# EXERCISE DIRECTIONS
Go through the material and return every line that contains the string "baidu".
Segment Open
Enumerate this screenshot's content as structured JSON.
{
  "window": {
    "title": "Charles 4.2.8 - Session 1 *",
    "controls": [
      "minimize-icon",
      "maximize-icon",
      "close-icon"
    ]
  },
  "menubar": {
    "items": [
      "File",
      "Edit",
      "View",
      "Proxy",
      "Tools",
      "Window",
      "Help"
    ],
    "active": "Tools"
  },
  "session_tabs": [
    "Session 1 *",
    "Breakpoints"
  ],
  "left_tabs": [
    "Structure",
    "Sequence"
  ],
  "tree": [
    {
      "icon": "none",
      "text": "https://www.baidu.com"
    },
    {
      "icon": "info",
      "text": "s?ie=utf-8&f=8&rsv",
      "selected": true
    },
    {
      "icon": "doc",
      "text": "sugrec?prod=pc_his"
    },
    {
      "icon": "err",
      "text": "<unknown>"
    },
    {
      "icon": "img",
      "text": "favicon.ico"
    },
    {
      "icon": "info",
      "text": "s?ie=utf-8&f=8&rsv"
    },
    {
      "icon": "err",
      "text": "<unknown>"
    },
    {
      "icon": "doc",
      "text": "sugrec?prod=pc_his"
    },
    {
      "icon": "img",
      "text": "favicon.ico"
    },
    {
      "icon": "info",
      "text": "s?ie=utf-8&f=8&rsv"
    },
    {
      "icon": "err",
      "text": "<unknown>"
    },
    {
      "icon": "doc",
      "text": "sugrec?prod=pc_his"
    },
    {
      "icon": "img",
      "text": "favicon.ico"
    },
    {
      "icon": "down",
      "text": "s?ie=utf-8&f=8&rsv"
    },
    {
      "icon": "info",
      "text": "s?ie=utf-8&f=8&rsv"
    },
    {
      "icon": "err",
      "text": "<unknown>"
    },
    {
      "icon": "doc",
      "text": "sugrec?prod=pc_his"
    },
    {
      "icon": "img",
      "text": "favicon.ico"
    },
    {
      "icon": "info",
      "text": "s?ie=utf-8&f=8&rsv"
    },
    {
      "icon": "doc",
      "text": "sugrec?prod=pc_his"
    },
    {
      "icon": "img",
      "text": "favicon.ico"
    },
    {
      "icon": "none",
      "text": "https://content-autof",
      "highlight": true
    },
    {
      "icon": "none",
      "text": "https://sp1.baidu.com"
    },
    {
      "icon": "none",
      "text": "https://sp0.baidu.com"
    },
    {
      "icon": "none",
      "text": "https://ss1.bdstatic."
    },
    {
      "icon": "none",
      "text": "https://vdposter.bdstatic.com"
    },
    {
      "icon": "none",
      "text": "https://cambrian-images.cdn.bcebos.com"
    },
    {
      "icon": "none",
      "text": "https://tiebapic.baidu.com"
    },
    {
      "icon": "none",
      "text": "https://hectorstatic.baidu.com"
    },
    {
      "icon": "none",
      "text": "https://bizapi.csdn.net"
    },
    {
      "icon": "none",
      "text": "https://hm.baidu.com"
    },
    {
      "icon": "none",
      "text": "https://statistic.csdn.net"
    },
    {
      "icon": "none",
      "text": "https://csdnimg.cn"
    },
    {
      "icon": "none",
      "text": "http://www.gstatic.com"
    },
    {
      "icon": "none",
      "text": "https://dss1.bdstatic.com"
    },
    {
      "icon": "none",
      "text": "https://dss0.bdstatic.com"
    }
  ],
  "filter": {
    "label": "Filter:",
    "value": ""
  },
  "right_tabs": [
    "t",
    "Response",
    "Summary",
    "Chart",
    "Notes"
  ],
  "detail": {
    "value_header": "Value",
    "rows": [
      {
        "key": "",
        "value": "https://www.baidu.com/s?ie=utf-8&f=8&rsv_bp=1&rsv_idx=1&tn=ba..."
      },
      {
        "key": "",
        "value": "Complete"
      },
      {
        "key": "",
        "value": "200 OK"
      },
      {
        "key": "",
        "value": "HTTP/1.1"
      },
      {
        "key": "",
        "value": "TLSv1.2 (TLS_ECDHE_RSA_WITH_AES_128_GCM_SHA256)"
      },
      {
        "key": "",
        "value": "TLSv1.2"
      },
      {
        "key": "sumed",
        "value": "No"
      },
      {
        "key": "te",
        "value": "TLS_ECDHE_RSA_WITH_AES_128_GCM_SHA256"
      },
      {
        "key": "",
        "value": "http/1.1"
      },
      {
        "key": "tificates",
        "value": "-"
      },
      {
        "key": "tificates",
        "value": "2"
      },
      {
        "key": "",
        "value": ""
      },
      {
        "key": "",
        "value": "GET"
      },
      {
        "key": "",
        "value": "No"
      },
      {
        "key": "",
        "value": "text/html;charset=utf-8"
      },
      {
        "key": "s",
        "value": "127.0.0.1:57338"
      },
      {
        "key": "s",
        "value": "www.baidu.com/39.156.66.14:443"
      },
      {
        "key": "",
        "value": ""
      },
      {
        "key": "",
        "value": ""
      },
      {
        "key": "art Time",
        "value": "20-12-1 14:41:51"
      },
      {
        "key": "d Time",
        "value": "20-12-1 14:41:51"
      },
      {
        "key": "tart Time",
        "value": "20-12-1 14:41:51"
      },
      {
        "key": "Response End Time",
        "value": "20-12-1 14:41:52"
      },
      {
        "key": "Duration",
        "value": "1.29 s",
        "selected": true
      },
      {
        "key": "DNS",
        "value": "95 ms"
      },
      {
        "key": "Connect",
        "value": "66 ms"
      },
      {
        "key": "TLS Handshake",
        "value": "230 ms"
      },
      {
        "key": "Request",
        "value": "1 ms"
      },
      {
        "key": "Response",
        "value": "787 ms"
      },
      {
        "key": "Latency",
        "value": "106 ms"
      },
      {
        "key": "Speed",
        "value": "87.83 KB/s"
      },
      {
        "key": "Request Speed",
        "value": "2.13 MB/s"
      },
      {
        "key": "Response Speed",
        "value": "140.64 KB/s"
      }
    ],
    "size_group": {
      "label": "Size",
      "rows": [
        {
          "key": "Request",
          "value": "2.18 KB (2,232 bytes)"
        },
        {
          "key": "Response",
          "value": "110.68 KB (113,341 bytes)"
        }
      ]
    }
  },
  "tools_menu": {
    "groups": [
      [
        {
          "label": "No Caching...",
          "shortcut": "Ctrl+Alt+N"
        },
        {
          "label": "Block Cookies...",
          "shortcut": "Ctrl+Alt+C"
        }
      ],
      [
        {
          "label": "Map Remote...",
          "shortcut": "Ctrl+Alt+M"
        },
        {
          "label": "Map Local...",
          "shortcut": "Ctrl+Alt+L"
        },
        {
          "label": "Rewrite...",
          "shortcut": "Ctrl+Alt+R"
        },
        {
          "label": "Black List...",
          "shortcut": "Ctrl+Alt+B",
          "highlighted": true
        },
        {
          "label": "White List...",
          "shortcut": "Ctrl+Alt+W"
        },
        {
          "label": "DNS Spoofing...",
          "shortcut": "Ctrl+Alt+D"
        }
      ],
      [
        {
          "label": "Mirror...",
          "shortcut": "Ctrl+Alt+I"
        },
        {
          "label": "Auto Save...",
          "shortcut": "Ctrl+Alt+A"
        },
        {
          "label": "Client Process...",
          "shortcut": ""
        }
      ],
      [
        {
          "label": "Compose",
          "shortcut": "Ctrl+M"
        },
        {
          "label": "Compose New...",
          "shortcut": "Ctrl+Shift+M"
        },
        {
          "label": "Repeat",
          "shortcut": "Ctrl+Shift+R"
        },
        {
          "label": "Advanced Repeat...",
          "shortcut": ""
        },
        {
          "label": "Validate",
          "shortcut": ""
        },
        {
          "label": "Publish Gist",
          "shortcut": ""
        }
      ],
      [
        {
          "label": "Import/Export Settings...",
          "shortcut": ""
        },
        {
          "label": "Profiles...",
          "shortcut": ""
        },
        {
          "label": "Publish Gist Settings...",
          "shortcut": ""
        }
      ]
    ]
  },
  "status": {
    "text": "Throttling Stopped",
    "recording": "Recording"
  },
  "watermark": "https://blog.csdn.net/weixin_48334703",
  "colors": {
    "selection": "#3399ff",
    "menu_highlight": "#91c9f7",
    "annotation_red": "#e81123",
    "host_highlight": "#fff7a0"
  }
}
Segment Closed
# RESULT OF THE EXERCISE
      "text": "https://www.baidu.com"
      "text": "https://sp1.baidu.com"
      "text": "https://sp0.baidu.com"
      "text": "https://tiebapic.baidu.com"
      "text": "https://hectorstatic.baidu.com"
      "text": "https://hm.baidu.com"
        "value": "https://www.baidu.com/s?ie=utf-8&f=8&rsv_bp=1&rsv_idx=1&tn=ba..."
        "value": "www.baidu.com/39.156.66.14:443"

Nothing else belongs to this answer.